▸ WORK ORDER: Scan the records below, and wherever a line has the word "screenshot", pull it out.

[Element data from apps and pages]
Segment Open

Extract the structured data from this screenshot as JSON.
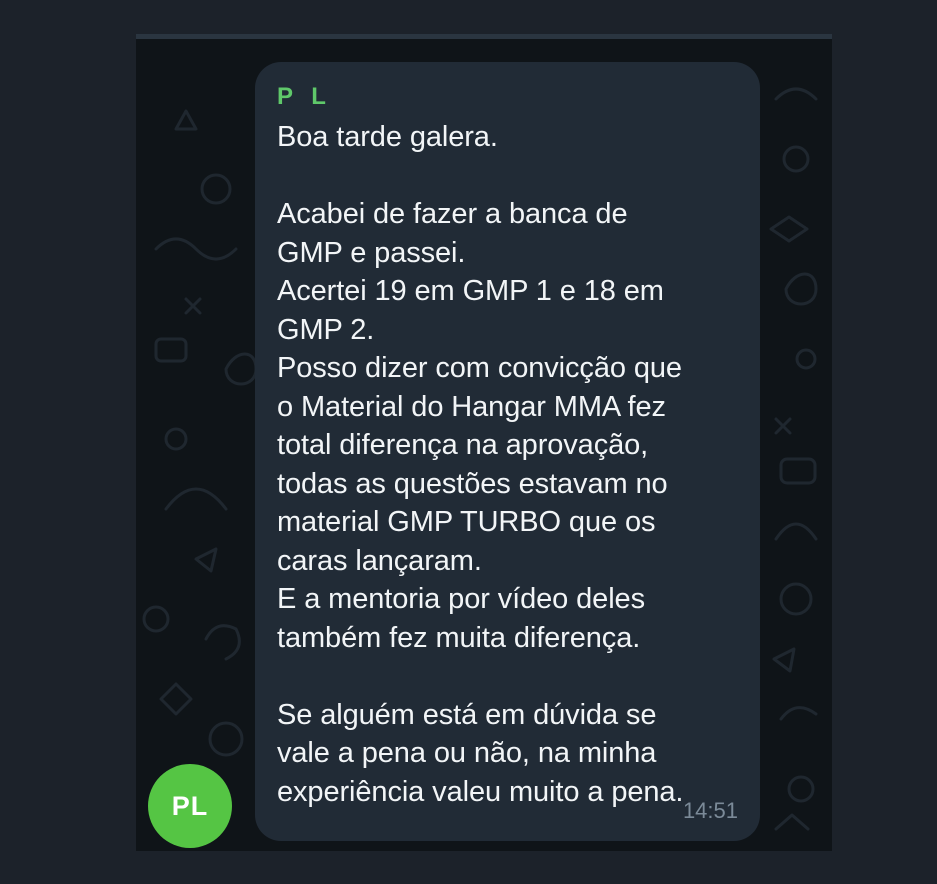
{
  "message": {
    "sender": "P L",
    "text": "Boa tarde galera.\n\nAcabei de fazer a banca de\nGMP e passei.\nAcertei 19 em GMP 1 e 18 em\nGMP 2.\nPosso dizer com convicção que\no Material do Hangar MMA fez\ntotal diferença na aprovação,\ntodas as questões estavam no\nmaterial GMP TURBO que os\ncaras lançaram.\nE a mentoria por vídeo deles\ntambém fez muita diferença.\n\nSe alguém está em dúvida se\nvale a pena ou não, na minha\nexperiência valeu muito a pena.",
    "time": "14:51"
  },
  "avatar": {
    "initials": "PL"
  },
  "colors": {
    "chat_background": "#0f1418",
    "bubble": "#212b36",
    "sender_name": "#5fc86a",
    "avatar": "#55c544",
    "message_text": "#f2f5f7",
    "timestamp": "#7b8a98"
  }
}
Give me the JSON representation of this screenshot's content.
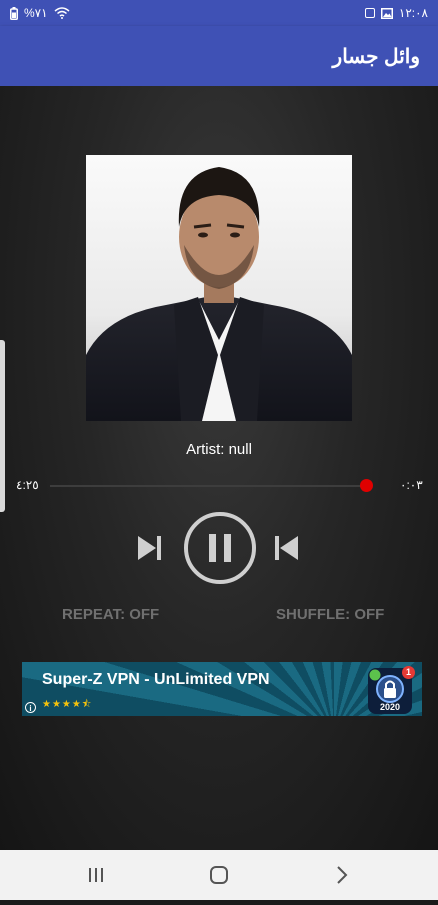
{
  "status_bar": {
    "battery": "%٧١",
    "time": "١٢:٠٨",
    "icons": [
      "battery-icon",
      "wifi-icon",
      "gallery-icon",
      "notification-icon"
    ]
  },
  "app_bar": {
    "title": "وائل جسار"
  },
  "player": {
    "artist": "Artist: null",
    "time_left": "٤:٢٥",
    "time_right": "٠:٠٣",
    "repeat": "REPEAT: OFF",
    "shuffle": "SHUFFLE: OFF",
    "seek_accent": "#e00000",
    "controls": [
      "skip-next-icon",
      "pause-icon",
      "skip-previous-icon"
    ]
  },
  "ad": {
    "title": "Super-Z VPN - UnLimited VPN",
    "stars": "★★★★⯪",
    "year": "2020",
    "badge": "1",
    "info": "i"
  },
  "nav": {
    "icons": [
      "recent-apps-icon",
      "home-icon",
      "back-icon"
    ]
  },
  "colors": {
    "app_bar": "#3f51b5",
    "ad_bg": "#1a6a82"
  }
}
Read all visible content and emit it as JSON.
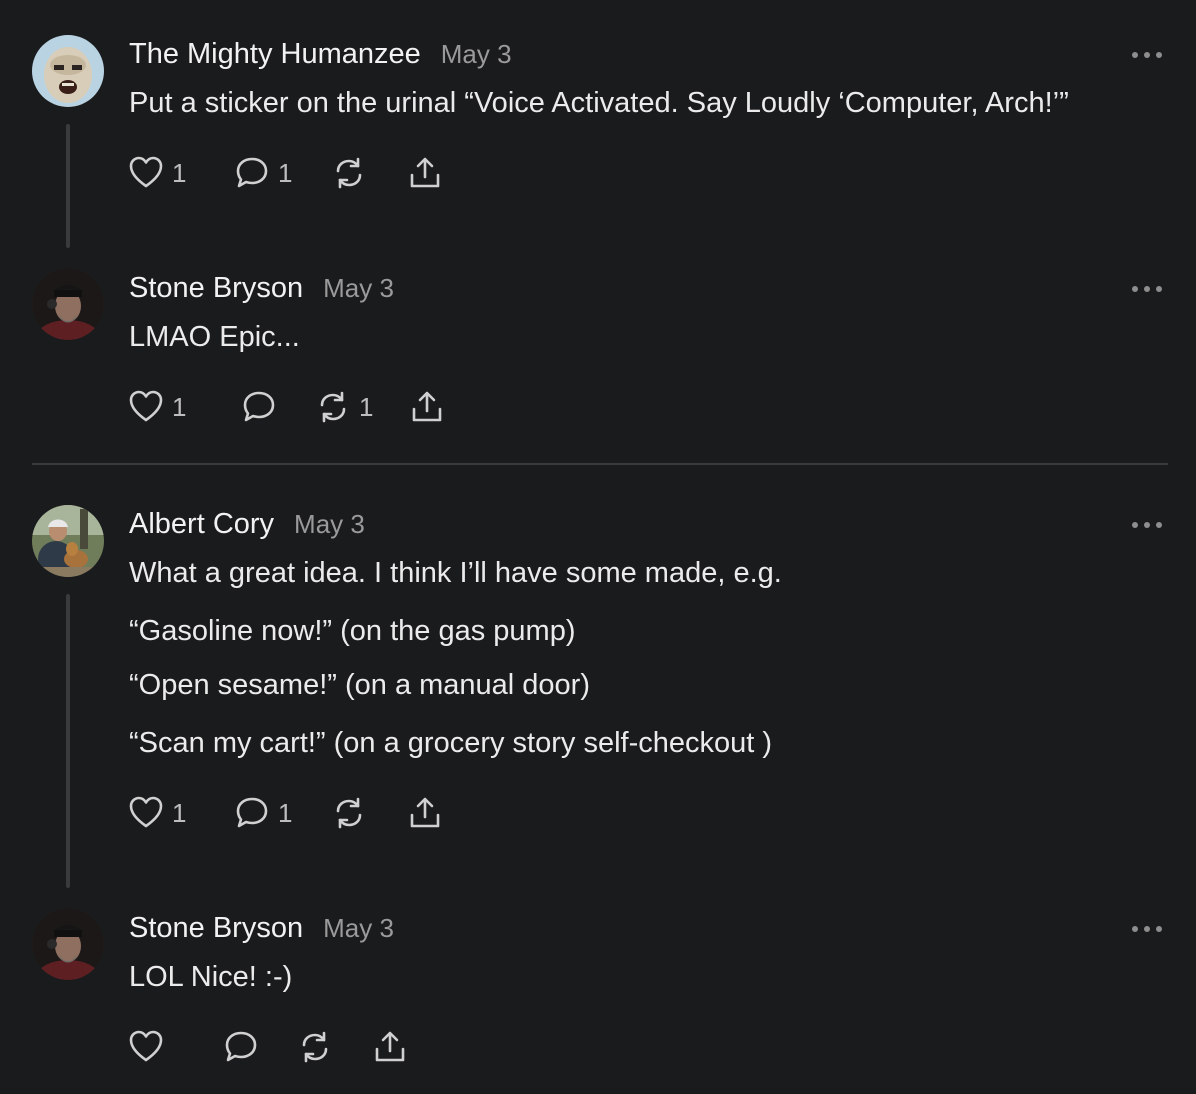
{
  "comments": [
    {
      "author": "The Mighty Humanzee",
      "date": "May 3",
      "lines": [
        "Put a sticker on the urinal “Voice Activated. Say Loudly ‘Computer, Arch!’”"
      ],
      "like_count": "1",
      "reply_count": "1",
      "restack_count": ""
    },
    {
      "author": "Stone Bryson",
      "date": "May 3",
      "lines": [
        "LMAO Epic..."
      ],
      "like_count": "1",
      "reply_count": "",
      "restack_count": "1"
    },
    {
      "author": "Albert Cory",
      "date": "May 3",
      "lines": [
        "What a great idea. I think I’ll have some made, e.g.",
        "“Gasoline now!” (on the gas pump)",
        "“Open sesame!” (on a manual door)",
        "“Scan my cart!” (on a grocery story self-checkout )"
      ],
      "like_count": "1",
      "reply_count": "1",
      "restack_count": ""
    },
    {
      "author": "Stone Bryson",
      "date": "May 3",
      "lines": [
        "LOL Nice! :-)"
      ],
      "like_count": "",
      "reply_count": "",
      "restack_count": ""
    }
  ],
  "icons": {
    "like": "heart-icon",
    "reply": "comment-bubble-icon",
    "restack": "restack-icon",
    "share": "share-icon",
    "more": "more-options-icon"
  },
  "colors": {
    "background": "#1a1b1d",
    "text": "#ebebeb",
    "muted": "#9a9a9a",
    "line": "#3a3b3d"
  }
}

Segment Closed

▸ EXERCISE OUTPUT:
Extract the structured data from this screenshot as JSON.
Give me the JSON representation of this screenshot's content.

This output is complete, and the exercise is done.